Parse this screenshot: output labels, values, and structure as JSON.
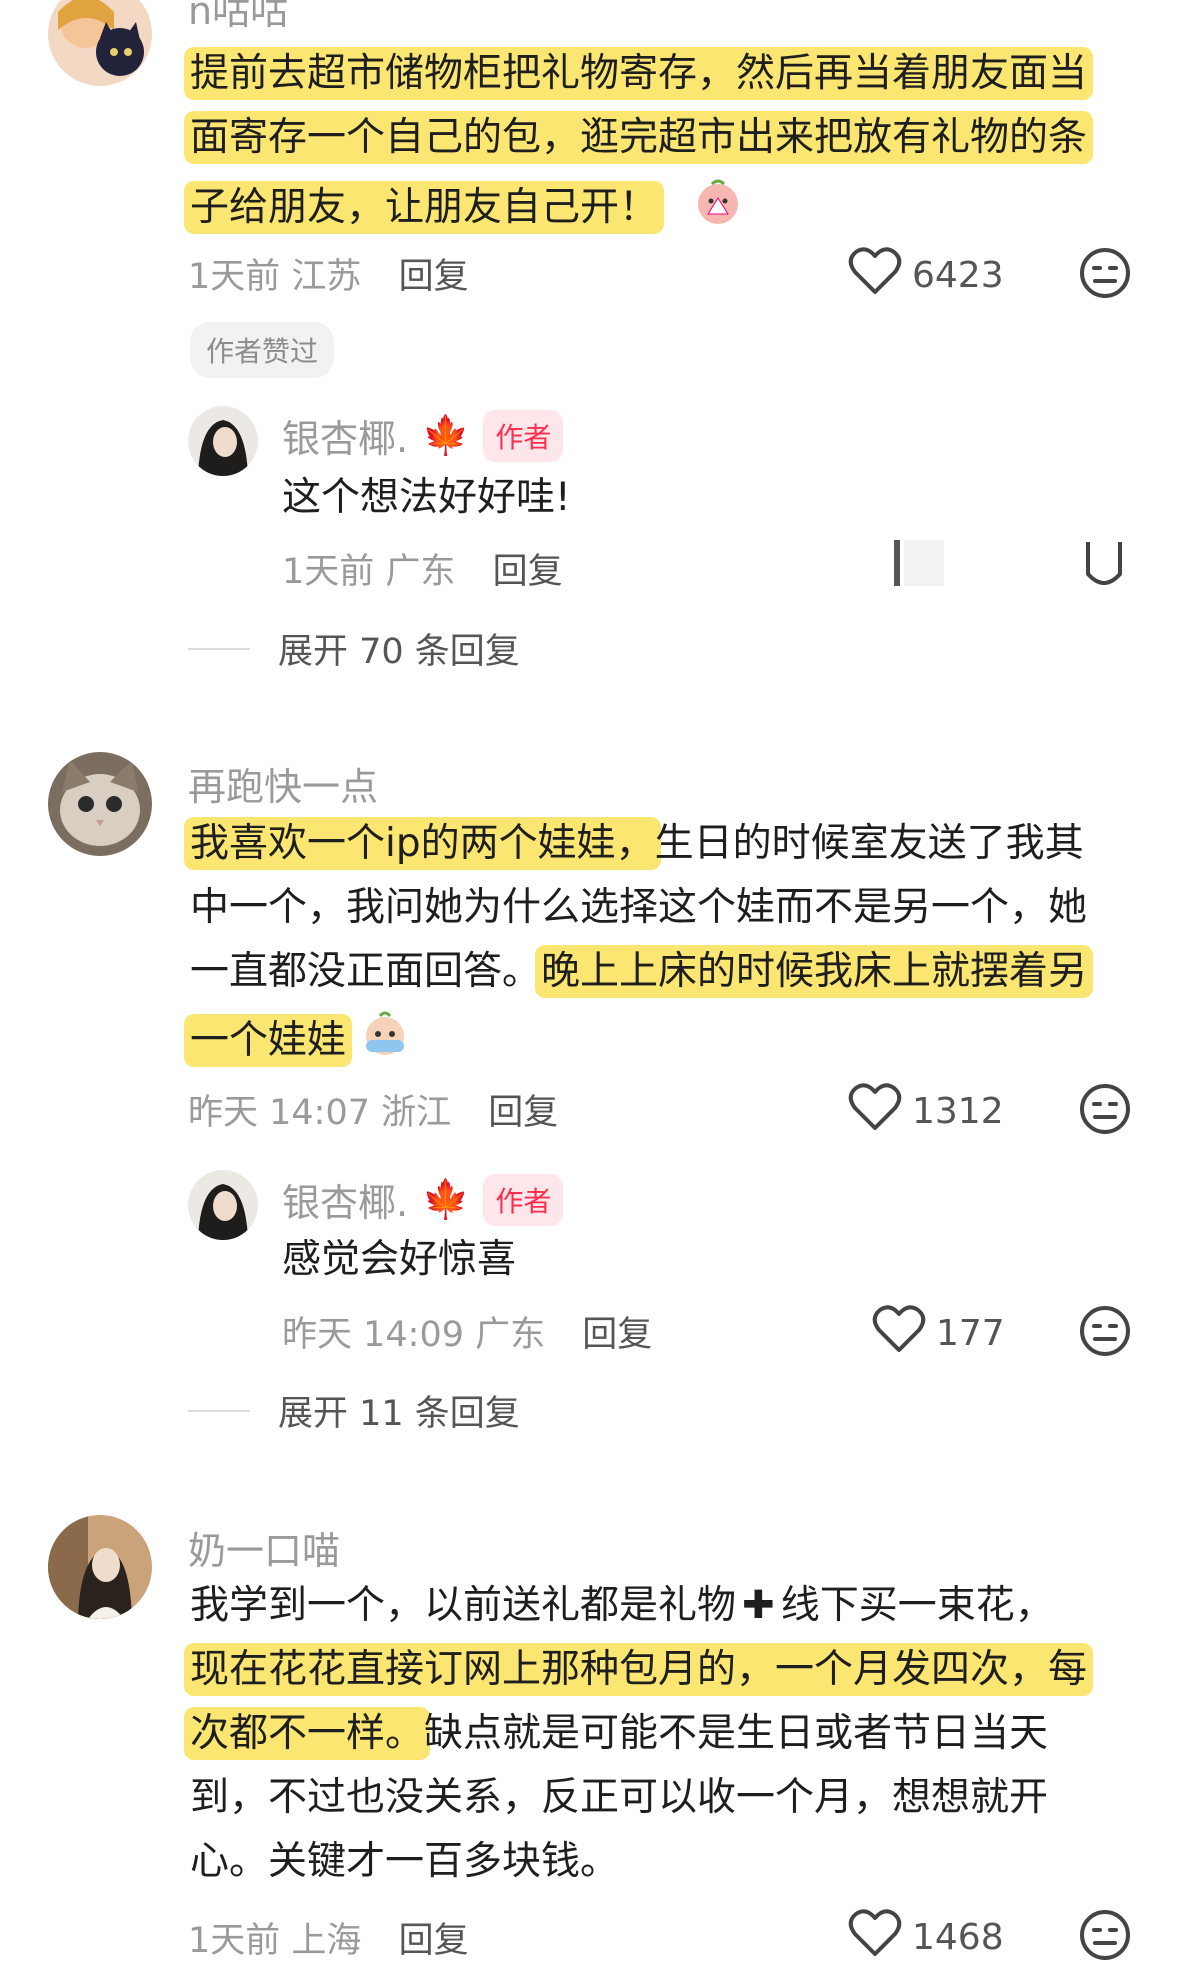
{
  "comments": [
    {
      "username": "n咕咕",
      "lines": [
        [
          {
            "t": "提前去超市储物柜把礼物寄存，然后再当着朋友面当",
            "h": true
          }
        ],
        [
          {
            "t": "面寄存一个自己的包，逛完超市出来把放有礼物的条",
            "h": true
          }
        ],
        [
          {
            "t": "子给朋友，让朋友自己开！",
            "h": true
          }
        ]
      ],
      "time": "1天前",
      "location": "江苏",
      "reply_label": "回复",
      "likes": "6423",
      "badge": "作者赞过",
      "reply": {
        "username": "银杏椰.",
        "author_tag": "作者",
        "text": "这个想法好好哇!",
        "time": "1天前",
        "location": "广东",
        "reply_label": "回复"
      },
      "expand": "展开 70 条回复"
    },
    {
      "username": "再跑快一点",
      "lines": [
        [
          {
            "t": "我喜欢一个ip的两个娃娃，",
            "h": true
          },
          {
            "t": "生日的时候室友送了我其",
            "h": false
          }
        ],
        [
          {
            "t": "中一个，我问她为什么选择这个娃而不是另一个，她",
            "h": false
          }
        ],
        [
          {
            "t": "一直都没正面回答。",
            "h": false
          },
          {
            "t": "晚上上床的时候我床上就摆着另",
            "h": true
          }
        ],
        [
          {
            "t": "一个娃娃",
            "h": true
          }
        ]
      ],
      "time": "昨天 14:07",
      "location": "浙江",
      "reply_label": "回复",
      "likes": "1312",
      "reply": {
        "username": "银杏椰.",
        "author_tag": "作者",
        "text": "感觉会好惊喜",
        "time": "昨天 14:09",
        "location": "广东",
        "reply_label": "回复",
        "likes": "177"
      },
      "expand": "展开 11 条回复"
    },
    {
      "username": "奶一口喵",
      "lines": [
        [
          {
            "t": "我学到一个，以前送礼都是礼物",
            "h": false
          },
          {
            "t": "✚",
            "h": false
          },
          {
            "t": "线下买一束花，",
            "h": false
          }
        ],
        [
          {
            "t": "现在花花直接订网上那种包月的，一个月发四次，每",
            "h": true
          }
        ],
        [
          {
            "t": "次都不一样。",
            "h": true
          },
          {
            "t": "缺点就是可能不是生日或者节日当天",
            "h": false
          }
        ],
        [
          {
            "t": "到，不过也没关系，反正可以收一个月，想想就开",
            "h": false
          }
        ],
        [
          {
            "t": "心。关键才一百多块钱。",
            "h": false
          }
        ]
      ],
      "time": "1天前",
      "location": "上海",
      "reply_label": "回复",
      "likes": "1468"
    }
  ],
  "colors": {
    "highlight": "#fbe672",
    "author_tag_bg": "#fde7ea",
    "author_tag_fg": "#ff2e4d",
    "leaf": "#e34b16"
  }
}
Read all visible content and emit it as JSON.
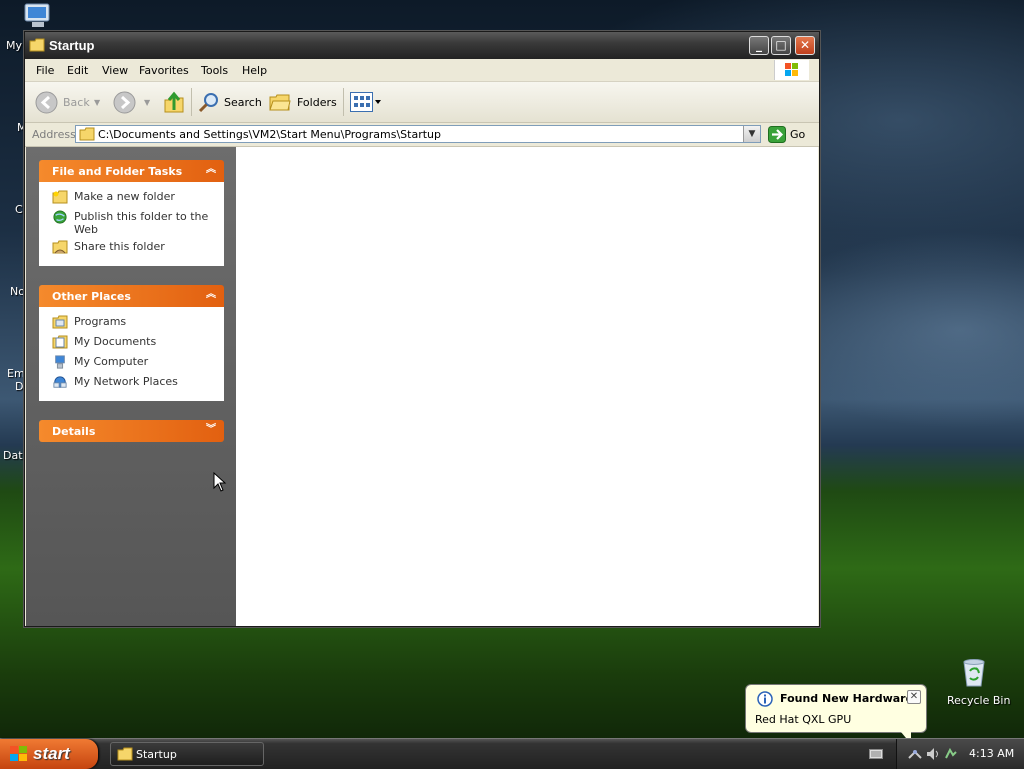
{
  "desktop": {
    "labels": [
      "My",
      "M",
      "C",
      "No",
      "Em",
      "D",
      "Dat"
    ],
    "recycle_bin": "Recycle Bin"
  },
  "window": {
    "title": "Startup",
    "buttons": {
      "minimize": "_",
      "maximize": "□",
      "close": "✕"
    }
  },
  "menubar": {
    "items": [
      "File",
      "Edit",
      "View",
      "Favorites",
      "Tools",
      "Help"
    ]
  },
  "toolbar": {
    "back": "Back",
    "search": "Search",
    "folders": "Folders"
  },
  "address": {
    "label": "Address",
    "value": "C:\\Documents and Settings\\VM2\\Start Menu\\Programs\\Startup",
    "go": "Go"
  },
  "taskpane": {
    "file_tasks": {
      "title": "File and Folder Tasks",
      "items": [
        "Make a new folder",
        "Publish this folder to the Web",
        "Share this folder"
      ]
    },
    "other_places": {
      "title": "Other Places",
      "items": [
        "Programs",
        "My Documents",
        "My Computer",
        "My Network Places"
      ]
    },
    "details": {
      "title": "Details"
    }
  },
  "taskbar": {
    "start": "start",
    "window_button": "Startup",
    "clock": "4:13 AM"
  },
  "balloon": {
    "title": "Found New Hardware",
    "message": "Red Hat QXL GPU"
  },
  "colors": {
    "panel_header": "#e26010",
    "start_button": "#c5440f",
    "balloon_bg": "#ffffe1"
  }
}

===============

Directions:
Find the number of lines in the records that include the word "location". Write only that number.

Exercise output:
5